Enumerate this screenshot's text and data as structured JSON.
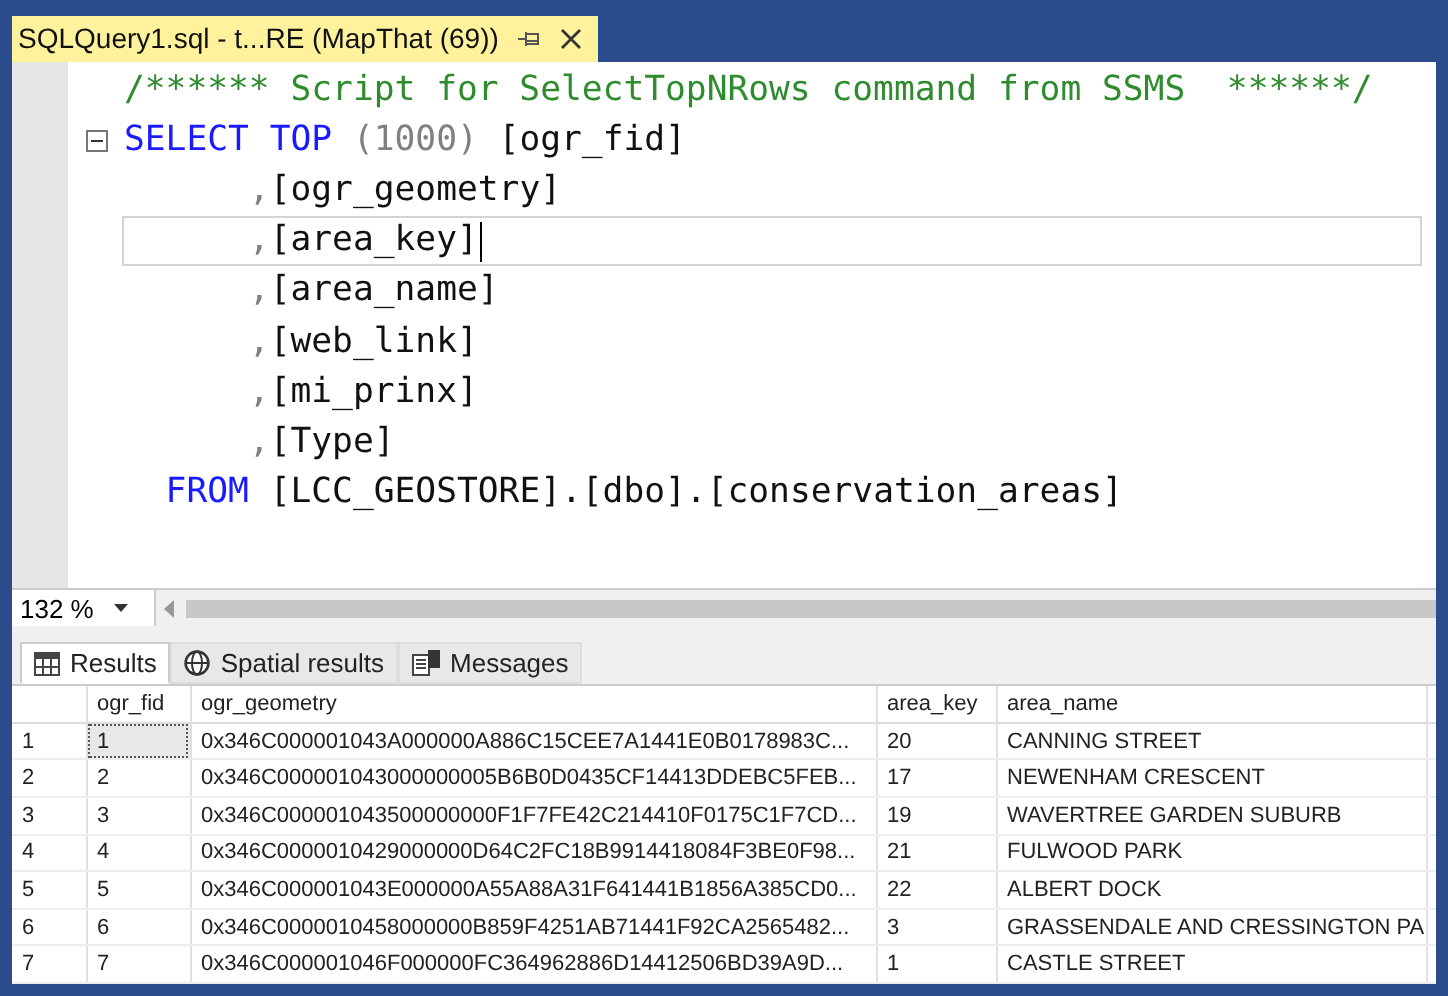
{
  "document_tab": {
    "title": "SQLQuery1.sql - t...RE (MapThat (69))"
  },
  "editor": {
    "lines": [
      {
        "collapsible": false,
        "current": false,
        "tokens": [
          {
            "kind": "comment",
            "text": "/****** Script for SelectTopNRows command from SSMS  ******/"
          }
        ]
      },
      {
        "collapsible": true,
        "current": false,
        "tokens": [
          {
            "kind": "keyword",
            "text": "SELECT TOP "
          },
          {
            "kind": "punct",
            "text": "(1000) "
          },
          {
            "kind": "plain",
            "text": "[ogr_fid]"
          }
        ]
      },
      {
        "collapsible": false,
        "current": false,
        "tokens": [
          {
            "kind": "punct",
            "text": "      ,"
          },
          {
            "kind": "plain",
            "text": "[ogr_geometry]"
          }
        ]
      },
      {
        "collapsible": false,
        "current": true,
        "tokens": [
          {
            "kind": "punct",
            "text": "      ,"
          },
          {
            "kind": "plain",
            "text": "[area_key]"
          }
        ]
      },
      {
        "collapsible": false,
        "current": false,
        "tokens": [
          {
            "kind": "punct",
            "text": "      ,"
          },
          {
            "kind": "plain",
            "text": "[area_name]"
          }
        ]
      },
      {
        "collapsible": false,
        "current": false,
        "tokens": [
          {
            "kind": "punct",
            "text": "      ,"
          },
          {
            "kind": "plain",
            "text": "[web_link]"
          }
        ]
      },
      {
        "collapsible": false,
        "current": false,
        "tokens": [
          {
            "kind": "punct",
            "text": "      ,"
          },
          {
            "kind": "plain",
            "text": "[mi_prinx]"
          }
        ]
      },
      {
        "collapsible": false,
        "current": false,
        "tokens": [
          {
            "kind": "punct",
            "text": "      ,"
          },
          {
            "kind": "plain",
            "text": "[Type]"
          }
        ]
      },
      {
        "collapsible": false,
        "current": false,
        "tokens": [
          {
            "kind": "keyword",
            "text": "  FROM "
          },
          {
            "kind": "plain",
            "text": "[LCC_GEOSTORE].[dbo].[conservation_areas]"
          }
        ]
      }
    ]
  },
  "zoom": {
    "value": "132 %"
  },
  "result_tabs": [
    {
      "label": "Results",
      "selected": true
    },
    {
      "label": "Spatial results",
      "selected": false
    },
    {
      "label": "Messages",
      "selected": false
    }
  ],
  "table": {
    "columns": [
      "ogr_fid",
      "ogr_geometry",
      "area_key",
      "area_name"
    ],
    "rows": [
      {
        "number": "1",
        "focused": true,
        "cells": [
          "1",
          "0x346C000001043A000000A886C15CEE7A1441E0B0178983C...",
          "20",
          "CANNING STREET"
        ]
      },
      {
        "number": "2",
        "focused": false,
        "cells": [
          "2",
          "0x346C000001043000000005B6B0D0435CF14413DDEBC5FEB...",
          "17",
          "NEWENHAM CRESCENT"
        ]
      },
      {
        "number": "3",
        "focused": false,
        "cells": [
          "3",
          "0x346C000001043500000000F1F7FE42C214410F0175C1F7CD...",
          "19",
          "WAVERTREE GARDEN SUBURB"
        ]
      },
      {
        "number": "4",
        "focused": false,
        "cells": [
          "4",
          "0x346C0000010429000000D64C2FC18B9914418084F3BE0F98...",
          "21",
          "FULWOOD PARK"
        ]
      },
      {
        "number": "5",
        "focused": false,
        "cells": [
          "5",
          "0x346C000001043E000000A55A88A31F641441B1856A385CD0...",
          "22",
          "ALBERT DOCK"
        ]
      },
      {
        "number": "6",
        "focused": false,
        "cells": [
          "6",
          "0x346C0000010458000000B859F4251AB71441F92CA2565482...",
          "3",
          "GRASSENDALE AND CRESSINGTON PA"
        ]
      },
      {
        "number": "7",
        "focused": false,
        "cells": [
          "7",
          "0x346C000001046F000000FC364962886D14412506BD39A9D...",
          "1",
          "CASTLE STREET"
        ]
      }
    ]
  }
}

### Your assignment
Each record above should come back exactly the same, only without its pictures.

### Solution for this problem
Enumerate this screenshot's text and data as structured JSON.
{
  "document_tab": {
    "title": "SQLQuery1.sql - t...RE (MapThat (69))"
  },
  "editor": {
    "lines": [
      {
        "collapsible": false,
        "current": false,
        "tokens": [
          {
            "kind": "comment",
            "text": "/****** Script for SelectTopNRows command from SSMS  ******/"
          }
        ]
      },
      {
        "collapsible": true,
        "current": false,
        "tokens": [
          {
            "kind": "keyword",
            "text": "SELECT TOP "
          },
          {
            "kind": "punct",
            "text": "(1000) "
          },
          {
            "kind": "plain",
            "text": "[ogr_fid]"
          }
        ]
      },
      {
        "collapsible": false,
        "current": false,
        "tokens": [
          {
            "kind": "punct",
            "text": "      ,"
          },
          {
            "kind": "plain",
            "text": "[ogr_geometry]"
          }
        ]
      },
      {
        "collapsible": false,
        "current": true,
        "tokens": [
          {
            "kind": "punct",
            "text": "      ,"
          },
          {
            "kind": "plain",
            "text": "[area_key]"
          }
        ]
      },
      {
        "collapsible": false,
        "current": false,
        "tokens": [
          {
            "kind": "punct",
            "text": "      ,"
          },
          {
            "kind": "plain",
            "text": "[area_name]"
          }
        ]
      },
      {
        "collapsible": false,
        "current": false,
        "tokens": [
          {
            "kind": "punct",
            "text": "      ,"
          },
          {
            "kind": "plain",
            "text": "[web_link]"
          }
        ]
      },
      {
        "collapsible": false,
        "current": false,
        "tokens": [
          {
            "kind": "punct",
            "text": "      ,"
          },
          {
            "kind": "plain",
            "text": "[mi_prinx]"
          }
        ]
      },
      {
        "collapsible": false,
        "current": false,
        "tokens": [
          {
            "kind": "punct",
            "text": "      ,"
          },
          {
            "kind": "plain",
            "text": "[Type]"
          }
        ]
      },
      {
        "collapsible": false,
        "current": false,
        "tokens": [
          {
            "kind": "keyword",
            "text": "  FROM "
          },
          {
            "kind": "plain",
            "text": "[LCC_GEOSTORE].[dbo].[conservation_areas]"
          }
        ]
      }
    ]
  },
  "zoom": {
    "value": "132 %"
  },
  "result_tabs": [
    {
      "label": "Results",
      "selected": true
    },
    {
      "label": "Spatial results",
      "selected": false
    },
    {
      "label": "Messages",
      "selected": false
    }
  ],
  "table": {
    "columns": [
      "ogr_fid",
      "ogr_geometry",
      "area_key",
      "area_name"
    ],
    "rows": [
      {
        "number": "1",
        "focused": true,
        "cells": [
          "1",
          "0x346C000001043A000000A886C15CEE7A1441E0B0178983C...",
          "20",
          "CANNING STREET"
        ]
      },
      {
        "number": "2",
        "focused": false,
        "cells": [
          "2",
          "0x346C000001043000000005B6B0D0435CF14413DDEBC5FEB...",
          "17",
          "NEWENHAM CRESCENT"
        ]
      },
      {
        "number": "3",
        "focused": false,
        "cells": [
          "3",
          "0x346C000001043500000000F1F7FE42C214410F0175C1F7CD...",
          "19",
          "WAVERTREE GARDEN SUBURB"
        ]
      },
      {
        "number": "4",
        "focused": false,
        "cells": [
          "4",
          "0x346C0000010429000000D64C2FC18B9914418084F3BE0F98...",
          "21",
          "FULWOOD PARK"
        ]
      },
      {
        "number": "5",
        "focused": false,
        "cells": [
          "5",
          "0x346C000001043E000000A55A88A31F641441B1856A385CD0...",
          "22",
          "ALBERT DOCK"
        ]
      },
      {
        "number": "6",
        "focused": false,
        "cells": [
          "6",
          "0x346C0000010458000000B859F4251AB71441F92CA2565482...",
          "3",
          "GRASSENDALE AND CRESSINGTON PA"
        ]
      },
      {
        "number": "7",
        "focused": false,
        "cells": [
          "7",
          "0x346C000001046F000000FC364962886D14412506BD39A9D...",
          "1",
          "CASTLE STREET"
        ]
      }
    ]
  }
}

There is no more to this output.